# Work task:
Leave every picture out, and print the full listing again exactly.

=== Exercise inputs ===

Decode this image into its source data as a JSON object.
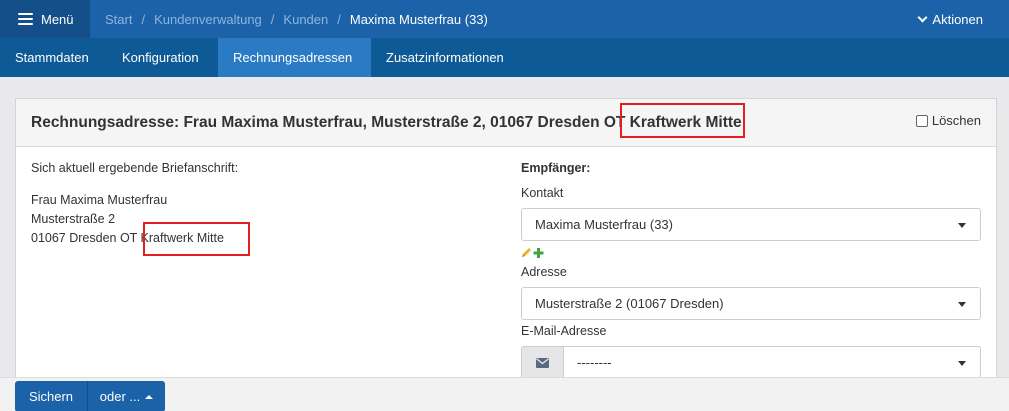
{
  "topbar": {
    "menu_label": "Menü",
    "breadcrumb": [
      "Start",
      "Kundenverwaltung",
      "Kunden"
    ],
    "breadcrumb_separator": "/",
    "current_page": "Maxima Musterfrau (33)",
    "actions_label": "Aktionen"
  },
  "tabs": [
    {
      "label": "Stammdaten",
      "active": false
    },
    {
      "label": "Konfiguration",
      "active": false
    },
    {
      "label": "Rechnungsadressen",
      "active": true
    },
    {
      "label": "Zusatzinformationen",
      "active": false
    }
  ],
  "panel": {
    "title": "Rechnungsadresse: Frau Maxima Musterfrau, Musterstraße 2, 01067 Dresden OT Kraftwerk Mitte",
    "delete_label": "Löschen",
    "delete_checked": false,
    "letter_label": "Sich aktuell ergebende Briefanschrift:",
    "letter_lines": [
      "Frau Maxima Musterfrau",
      "Musterstraße 2",
      "01067 Dresden OT Kraftwerk Mitte"
    ],
    "recipient_label": "Empfänger:",
    "contact_label": "Kontakt",
    "contact_value": "Maxima Musterfrau (33)",
    "address_label": "Adresse",
    "address_value": "Musterstraße 2 (01067 Dresden)",
    "email_label": "E-Mail-Adresse",
    "email_value": "--------"
  },
  "footer": {
    "save_label": "Sichern",
    "more_label": "oder ..."
  },
  "colors": {
    "topbar": "#1b62a8",
    "tabbar": "#0d5a96",
    "active_tab": "#2a7bc3",
    "highlight": "#e02020",
    "edit_icon": "#e8b41c",
    "add_icon": "#3fa53f"
  },
  "icons": [
    "menu-icon",
    "chevron-down-icon",
    "edit-pencil-icon",
    "add-plus-icon",
    "envelope-icon",
    "caret-down-icon",
    "caret-up-icon"
  ]
}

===

# Result of the task:
Decode this image into its source data as a JSON object.
{
  "topbar": {
    "menu_label": "Menü",
    "breadcrumb": [
      "Start",
      "Kundenverwaltung",
      "Kunden"
    ],
    "breadcrumb_separator": "/",
    "current_page": "Maxima Musterfrau (33)",
    "actions_label": "Aktionen"
  },
  "tabs": [
    {
      "label": "Stammdaten",
      "active": false
    },
    {
      "label": "Konfiguration",
      "active": false
    },
    {
      "label": "Rechnungsadressen",
      "active": true
    },
    {
      "label": "Zusatzinformationen",
      "active": false
    }
  ],
  "panel": {
    "title": "Rechnungsadresse: Frau Maxima Musterfrau, Musterstraße 2, 01067 Dresden OT Kraftwerk Mitte",
    "delete_label": "Löschen",
    "delete_checked": false,
    "letter_label": "Sich aktuell ergebende Briefanschrift:",
    "letter_lines": [
      "Frau Maxima Musterfrau",
      "Musterstraße 2",
      "01067 Dresden OT Kraftwerk Mitte"
    ],
    "recipient_label": "Empfänger:",
    "contact_label": "Kontakt",
    "contact_value": "Maxima Musterfrau (33)",
    "address_label": "Adresse",
    "address_value": "Musterstraße 2 (01067 Dresden)",
    "email_label": "E-Mail-Adresse",
    "email_value": "--------"
  },
  "footer": {
    "save_label": "Sichern",
    "more_label": "oder ..."
  },
  "colors": {
    "topbar": "#1b62a8",
    "tabbar": "#0d5a96",
    "active_tab": "#2a7bc3",
    "highlight": "#e02020",
    "edit_icon": "#e8b41c",
    "add_icon": "#3fa53f"
  },
  "icons": [
    "menu-icon",
    "chevron-down-icon",
    "edit-pencil-icon",
    "add-plus-icon",
    "envelope-icon",
    "caret-down-icon",
    "caret-up-icon"
  ]
}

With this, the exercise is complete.